• Excerpts from an interface dataset:
⁂

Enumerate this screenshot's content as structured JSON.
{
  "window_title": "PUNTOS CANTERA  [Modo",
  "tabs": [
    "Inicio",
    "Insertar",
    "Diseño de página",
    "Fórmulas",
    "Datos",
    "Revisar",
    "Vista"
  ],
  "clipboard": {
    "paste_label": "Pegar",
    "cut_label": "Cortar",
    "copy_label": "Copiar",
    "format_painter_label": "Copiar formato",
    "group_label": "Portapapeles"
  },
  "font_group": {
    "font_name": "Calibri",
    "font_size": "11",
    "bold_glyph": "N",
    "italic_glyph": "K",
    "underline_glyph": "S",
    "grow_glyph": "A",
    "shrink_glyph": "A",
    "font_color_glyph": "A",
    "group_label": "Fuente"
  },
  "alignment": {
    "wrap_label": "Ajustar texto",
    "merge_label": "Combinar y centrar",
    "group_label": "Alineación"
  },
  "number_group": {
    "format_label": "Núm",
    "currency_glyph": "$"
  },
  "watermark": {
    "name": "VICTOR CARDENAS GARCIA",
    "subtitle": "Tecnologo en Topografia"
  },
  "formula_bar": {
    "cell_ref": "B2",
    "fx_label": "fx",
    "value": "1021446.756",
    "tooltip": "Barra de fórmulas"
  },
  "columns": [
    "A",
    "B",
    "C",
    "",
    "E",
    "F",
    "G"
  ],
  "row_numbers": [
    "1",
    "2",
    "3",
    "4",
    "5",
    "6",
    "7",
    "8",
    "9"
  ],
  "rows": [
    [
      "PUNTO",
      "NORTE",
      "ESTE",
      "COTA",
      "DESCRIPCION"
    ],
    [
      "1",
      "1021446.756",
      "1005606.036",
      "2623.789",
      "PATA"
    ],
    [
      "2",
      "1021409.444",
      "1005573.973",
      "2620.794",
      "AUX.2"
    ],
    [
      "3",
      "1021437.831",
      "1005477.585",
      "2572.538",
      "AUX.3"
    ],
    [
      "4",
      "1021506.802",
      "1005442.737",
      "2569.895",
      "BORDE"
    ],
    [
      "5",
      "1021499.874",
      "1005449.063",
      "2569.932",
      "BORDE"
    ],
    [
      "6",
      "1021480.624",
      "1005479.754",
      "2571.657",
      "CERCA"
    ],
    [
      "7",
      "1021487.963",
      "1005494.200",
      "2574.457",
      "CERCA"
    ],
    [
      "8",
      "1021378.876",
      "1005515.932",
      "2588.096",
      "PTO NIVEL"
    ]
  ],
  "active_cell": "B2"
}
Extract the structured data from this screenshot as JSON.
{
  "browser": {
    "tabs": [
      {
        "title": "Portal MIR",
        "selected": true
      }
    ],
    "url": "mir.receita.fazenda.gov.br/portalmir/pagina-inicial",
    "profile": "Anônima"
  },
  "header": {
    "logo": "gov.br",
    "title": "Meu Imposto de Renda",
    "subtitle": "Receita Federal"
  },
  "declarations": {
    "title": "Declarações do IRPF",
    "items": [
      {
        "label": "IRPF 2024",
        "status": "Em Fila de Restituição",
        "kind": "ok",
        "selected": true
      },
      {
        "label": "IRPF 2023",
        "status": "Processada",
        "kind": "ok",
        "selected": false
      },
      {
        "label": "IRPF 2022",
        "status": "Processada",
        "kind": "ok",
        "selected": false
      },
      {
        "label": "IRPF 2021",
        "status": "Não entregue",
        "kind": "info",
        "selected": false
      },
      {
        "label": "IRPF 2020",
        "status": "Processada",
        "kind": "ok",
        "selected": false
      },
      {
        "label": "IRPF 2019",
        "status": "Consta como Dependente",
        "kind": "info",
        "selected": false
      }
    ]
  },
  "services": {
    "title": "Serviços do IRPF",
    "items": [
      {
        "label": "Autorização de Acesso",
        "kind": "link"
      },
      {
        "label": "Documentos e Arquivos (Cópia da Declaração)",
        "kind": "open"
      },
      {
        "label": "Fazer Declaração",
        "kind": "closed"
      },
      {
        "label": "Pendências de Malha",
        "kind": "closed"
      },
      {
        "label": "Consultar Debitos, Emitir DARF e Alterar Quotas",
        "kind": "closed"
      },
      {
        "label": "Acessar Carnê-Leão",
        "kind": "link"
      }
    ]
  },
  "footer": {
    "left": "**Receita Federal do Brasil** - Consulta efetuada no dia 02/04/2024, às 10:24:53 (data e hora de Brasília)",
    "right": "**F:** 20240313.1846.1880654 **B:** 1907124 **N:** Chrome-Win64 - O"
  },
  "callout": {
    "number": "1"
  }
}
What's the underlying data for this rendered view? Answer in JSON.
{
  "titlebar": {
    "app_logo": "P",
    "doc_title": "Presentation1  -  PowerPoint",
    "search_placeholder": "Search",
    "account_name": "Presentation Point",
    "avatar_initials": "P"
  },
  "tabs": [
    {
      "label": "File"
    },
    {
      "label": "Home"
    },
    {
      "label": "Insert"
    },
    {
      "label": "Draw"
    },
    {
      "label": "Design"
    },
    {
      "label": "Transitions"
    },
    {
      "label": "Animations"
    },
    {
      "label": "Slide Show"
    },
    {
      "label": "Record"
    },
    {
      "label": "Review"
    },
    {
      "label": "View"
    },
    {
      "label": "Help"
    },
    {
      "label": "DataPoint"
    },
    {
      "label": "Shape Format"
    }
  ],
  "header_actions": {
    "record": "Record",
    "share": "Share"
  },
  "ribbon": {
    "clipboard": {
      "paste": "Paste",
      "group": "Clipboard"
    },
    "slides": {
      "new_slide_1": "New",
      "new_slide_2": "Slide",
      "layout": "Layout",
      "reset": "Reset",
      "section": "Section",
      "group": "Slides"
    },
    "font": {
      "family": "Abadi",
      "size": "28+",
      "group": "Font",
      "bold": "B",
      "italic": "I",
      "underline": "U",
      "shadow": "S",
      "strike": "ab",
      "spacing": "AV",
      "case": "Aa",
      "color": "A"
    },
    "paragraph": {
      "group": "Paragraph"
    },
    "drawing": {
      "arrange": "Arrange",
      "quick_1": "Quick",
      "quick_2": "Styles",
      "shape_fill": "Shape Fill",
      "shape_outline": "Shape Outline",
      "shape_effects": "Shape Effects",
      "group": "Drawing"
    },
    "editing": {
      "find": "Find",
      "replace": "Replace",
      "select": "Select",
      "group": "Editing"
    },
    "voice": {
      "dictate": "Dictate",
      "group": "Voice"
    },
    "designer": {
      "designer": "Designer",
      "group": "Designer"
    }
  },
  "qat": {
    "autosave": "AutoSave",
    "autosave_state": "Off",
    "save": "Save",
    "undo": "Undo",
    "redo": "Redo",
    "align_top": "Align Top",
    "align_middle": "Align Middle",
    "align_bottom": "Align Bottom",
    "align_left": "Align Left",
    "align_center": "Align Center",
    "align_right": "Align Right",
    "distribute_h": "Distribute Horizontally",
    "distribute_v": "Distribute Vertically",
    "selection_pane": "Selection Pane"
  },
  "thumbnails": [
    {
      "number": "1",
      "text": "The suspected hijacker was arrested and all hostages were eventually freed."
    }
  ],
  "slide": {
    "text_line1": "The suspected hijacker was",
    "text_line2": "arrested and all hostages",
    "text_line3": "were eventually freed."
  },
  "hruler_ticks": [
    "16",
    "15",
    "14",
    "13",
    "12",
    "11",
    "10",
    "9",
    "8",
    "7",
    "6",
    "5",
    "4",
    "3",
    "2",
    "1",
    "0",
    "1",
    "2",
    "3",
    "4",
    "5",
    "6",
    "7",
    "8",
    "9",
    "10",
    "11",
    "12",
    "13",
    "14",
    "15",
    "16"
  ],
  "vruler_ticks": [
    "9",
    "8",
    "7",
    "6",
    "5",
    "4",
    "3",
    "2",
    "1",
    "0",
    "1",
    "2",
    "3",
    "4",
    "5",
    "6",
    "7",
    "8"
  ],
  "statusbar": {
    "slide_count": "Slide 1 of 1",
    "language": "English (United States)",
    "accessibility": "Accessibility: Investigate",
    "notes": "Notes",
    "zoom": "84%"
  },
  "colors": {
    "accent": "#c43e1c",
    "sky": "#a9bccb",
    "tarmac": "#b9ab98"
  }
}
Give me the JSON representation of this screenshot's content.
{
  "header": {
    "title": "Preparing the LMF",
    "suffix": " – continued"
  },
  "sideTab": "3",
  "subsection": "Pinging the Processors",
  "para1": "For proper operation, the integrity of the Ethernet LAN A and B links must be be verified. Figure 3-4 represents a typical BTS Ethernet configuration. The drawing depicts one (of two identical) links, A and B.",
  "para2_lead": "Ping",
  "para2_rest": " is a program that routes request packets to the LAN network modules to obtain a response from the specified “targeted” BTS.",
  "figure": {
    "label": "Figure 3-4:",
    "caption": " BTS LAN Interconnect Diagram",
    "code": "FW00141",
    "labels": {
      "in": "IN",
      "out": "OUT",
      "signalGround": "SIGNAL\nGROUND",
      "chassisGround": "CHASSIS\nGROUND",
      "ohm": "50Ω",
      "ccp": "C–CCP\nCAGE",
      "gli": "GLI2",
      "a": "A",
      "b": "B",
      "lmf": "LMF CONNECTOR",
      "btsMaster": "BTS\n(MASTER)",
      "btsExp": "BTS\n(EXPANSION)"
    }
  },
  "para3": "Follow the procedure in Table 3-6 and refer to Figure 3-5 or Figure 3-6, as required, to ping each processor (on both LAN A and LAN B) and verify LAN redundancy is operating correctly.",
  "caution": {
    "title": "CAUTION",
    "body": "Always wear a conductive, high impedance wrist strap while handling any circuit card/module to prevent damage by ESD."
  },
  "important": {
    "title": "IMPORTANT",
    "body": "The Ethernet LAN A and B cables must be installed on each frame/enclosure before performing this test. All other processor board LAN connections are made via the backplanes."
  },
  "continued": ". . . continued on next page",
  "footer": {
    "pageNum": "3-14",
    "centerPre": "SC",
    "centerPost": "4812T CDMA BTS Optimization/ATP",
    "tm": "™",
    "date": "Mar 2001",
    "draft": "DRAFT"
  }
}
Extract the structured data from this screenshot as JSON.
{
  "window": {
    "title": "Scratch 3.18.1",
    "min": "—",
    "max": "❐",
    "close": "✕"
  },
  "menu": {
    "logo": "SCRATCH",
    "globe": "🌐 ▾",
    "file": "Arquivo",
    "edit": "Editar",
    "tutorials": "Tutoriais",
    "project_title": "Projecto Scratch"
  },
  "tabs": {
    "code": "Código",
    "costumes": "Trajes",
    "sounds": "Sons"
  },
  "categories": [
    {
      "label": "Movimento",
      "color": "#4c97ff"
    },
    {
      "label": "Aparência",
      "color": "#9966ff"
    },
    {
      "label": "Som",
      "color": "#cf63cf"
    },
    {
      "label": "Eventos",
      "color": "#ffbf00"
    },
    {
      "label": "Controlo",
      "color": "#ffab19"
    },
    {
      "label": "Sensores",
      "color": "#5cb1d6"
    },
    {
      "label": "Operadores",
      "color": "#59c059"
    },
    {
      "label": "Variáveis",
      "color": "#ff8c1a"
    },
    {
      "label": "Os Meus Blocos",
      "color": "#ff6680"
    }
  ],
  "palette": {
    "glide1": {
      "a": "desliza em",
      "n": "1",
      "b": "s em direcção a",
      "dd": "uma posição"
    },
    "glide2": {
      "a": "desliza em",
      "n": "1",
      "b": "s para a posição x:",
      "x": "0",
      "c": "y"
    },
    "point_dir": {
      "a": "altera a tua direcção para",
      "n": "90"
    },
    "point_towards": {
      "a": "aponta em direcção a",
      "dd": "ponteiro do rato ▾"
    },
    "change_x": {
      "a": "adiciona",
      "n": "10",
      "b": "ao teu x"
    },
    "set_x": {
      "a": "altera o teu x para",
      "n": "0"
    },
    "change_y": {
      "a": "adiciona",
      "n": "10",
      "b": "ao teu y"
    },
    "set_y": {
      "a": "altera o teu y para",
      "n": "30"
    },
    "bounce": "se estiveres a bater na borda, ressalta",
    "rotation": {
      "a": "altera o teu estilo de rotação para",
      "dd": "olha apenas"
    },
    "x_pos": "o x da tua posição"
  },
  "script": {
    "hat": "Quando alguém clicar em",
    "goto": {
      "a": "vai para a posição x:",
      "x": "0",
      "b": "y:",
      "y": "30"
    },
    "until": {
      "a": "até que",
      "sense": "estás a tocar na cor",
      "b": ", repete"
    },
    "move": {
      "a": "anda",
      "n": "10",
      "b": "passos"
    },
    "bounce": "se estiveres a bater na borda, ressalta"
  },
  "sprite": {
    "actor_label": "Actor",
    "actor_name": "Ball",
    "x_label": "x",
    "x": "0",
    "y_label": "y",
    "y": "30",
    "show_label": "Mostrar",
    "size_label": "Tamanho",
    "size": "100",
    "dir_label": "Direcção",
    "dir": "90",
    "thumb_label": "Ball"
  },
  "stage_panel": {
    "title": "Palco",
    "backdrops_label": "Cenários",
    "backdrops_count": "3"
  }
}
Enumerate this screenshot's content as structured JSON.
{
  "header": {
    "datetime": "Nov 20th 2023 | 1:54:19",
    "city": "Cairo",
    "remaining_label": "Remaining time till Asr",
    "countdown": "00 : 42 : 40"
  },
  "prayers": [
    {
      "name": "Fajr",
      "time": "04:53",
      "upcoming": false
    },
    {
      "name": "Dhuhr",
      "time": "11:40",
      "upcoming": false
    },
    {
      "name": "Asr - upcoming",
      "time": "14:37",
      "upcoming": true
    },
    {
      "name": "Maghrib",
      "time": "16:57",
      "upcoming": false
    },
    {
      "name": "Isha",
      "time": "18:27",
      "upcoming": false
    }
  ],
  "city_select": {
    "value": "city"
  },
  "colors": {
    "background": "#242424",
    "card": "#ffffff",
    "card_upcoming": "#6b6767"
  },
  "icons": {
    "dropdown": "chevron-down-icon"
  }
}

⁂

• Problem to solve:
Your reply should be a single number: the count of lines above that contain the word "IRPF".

• Answer section:
8